“With the brand engagement campaign it is very much focused on the right behaviour and it’s things like hand washing and cleaning surfaces and door handles etc,” he explains. “There needs to be a balance struck between engaging in everyday life and making sure we know how to do it and what to do.”

Weed sees support for the Enjoy Summer Safely campaign as part of a wider trend of “brands coming together for the greater good of society”, citing the Unstereotype Alliance which unites marketers across agencies and brands to banish harmful stereotypes from their communications.

“I don’t think you can have a healthy business in an unhealthy society,” he adds. “This collaboration with civil society is incredible important.”

And while Weed acknowledges that “some things are going to go back to normal”, he hopes that not everything returns to how it was.

“I hope one of the things that will continue and build is this idea of engaging in a multi-stakeholder approach.
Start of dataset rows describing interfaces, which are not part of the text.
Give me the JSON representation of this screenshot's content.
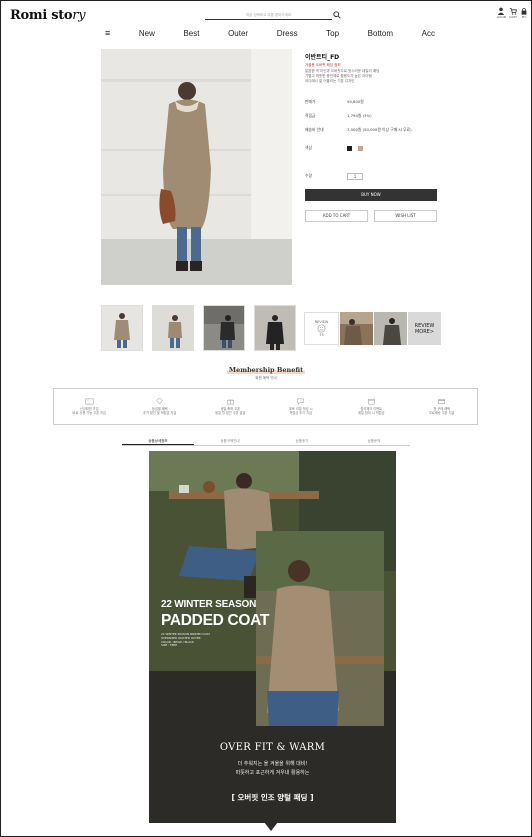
{
  "header": {
    "logo": "Romi story",
    "search_placeholder": "지금 검색하고 쿠폰 받아가세요",
    "icons": [
      {
        "name": "user-icon",
        "label": "LOGIN"
      },
      {
        "name": "cart-icon",
        "label": "CART"
      },
      {
        "name": "lock-icon",
        "label": "MY"
      }
    ]
  },
  "nav": {
    "menu_icon": "≡",
    "items": [
      "New",
      "Best",
      "Outer",
      "Dress",
      "Top",
      "Bottom",
      "Acc"
    ]
  },
  "product": {
    "name": "이반트티_FD",
    "promo": "겨울용 오버핏 패딩 점퍼",
    "desc_lines": [
      "깔끔한 넥 라인과 오버핏으로 멋스러운 데일리 패딩",
      "가볍고 따뜻한 충전재로 활용도가 높은 아이템",
      "어디에나 잘 어울리는 기본 디자인"
    ],
    "price_label": "판매가",
    "price_value": "59,800원",
    "points_label": "적립금",
    "points_value": "1,794원 (3%)",
    "delivery_label": "배송비 안내",
    "delivery_value": "3,000원 (50,000원 이상 구매 시 무료)",
    "color_label": "색상",
    "colors": [
      "#1e1e1e",
      "#c9a48f"
    ],
    "qty_label": "수량",
    "qty_value": "1",
    "buy_label": "BUY NOW",
    "cart_label": "ADD TO CART",
    "wish_label": "WISH LIST"
  },
  "reviews": {
    "count_label": "REVIEW",
    "count": "75",
    "more_line1": "REVIEW",
    "more_line2": "MORE>"
  },
  "membership": {
    "title": "Membership Benefit",
    "subtitle": "회원 혜택 안내",
    "benefits": [
      {
        "icon": "coupon-icon",
        "line1": "신규회원 가입",
        "line2": "바로 사용 가능 쿠폰 지급"
      },
      {
        "icon": "diamond-icon",
        "line1": "등급별 혜택",
        "line2": "추가 할인 및 적립금 지급"
      },
      {
        "icon": "gift-icon",
        "line1": "생일 축하 쿠폰",
        "line2": "생일 월 할인 쿠폰 발급"
      },
      {
        "icon": "review-icon",
        "line1": "포토 리뷰 작성 시",
        "line2": "적립금 추가 지급"
      },
      {
        "icon": "calendar-icon",
        "line1": "출석체크 이벤트",
        "line2": "매일 참여 시 적립금"
      },
      {
        "icon": "card-icon",
        "line1": "첫 구매 혜택",
        "line2": "무료배송 쿠폰 지급"
      }
    ]
  },
  "tabs": [
    "상품상세정보",
    "상품구매안내",
    "상품후기",
    "상품문의"
  ],
  "banner": {
    "season": "22 WINTER SEASON",
    "coat": "PADDED COAT",
    "small_lines": [
      "22 WINTER SEASON PADDED COAT",
      "OVERSIZED QUILTED OUTER",
      "COLOR : BEIGE / BLACK",
      "SIZE : FREE"
    ],
    "headline": "OVER FIT & WARM",
    "kor_line1": "더 추워지는 올 겨울을 위해 대비!",
    "kor_line2": "따뜻하고 포근하게 겨우내 활용하는",
    "kor_line3": "[ 오버핏 인조 양털 패딩 ]"
  }
}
It’s not just worrying about your customers, employees and stakeholders, but also your suppliers and we are seeing this more and more,” he states.

“If we don’t embed this behaviour we’ll be going backwards rather than forwards and now is the time to go forwards.”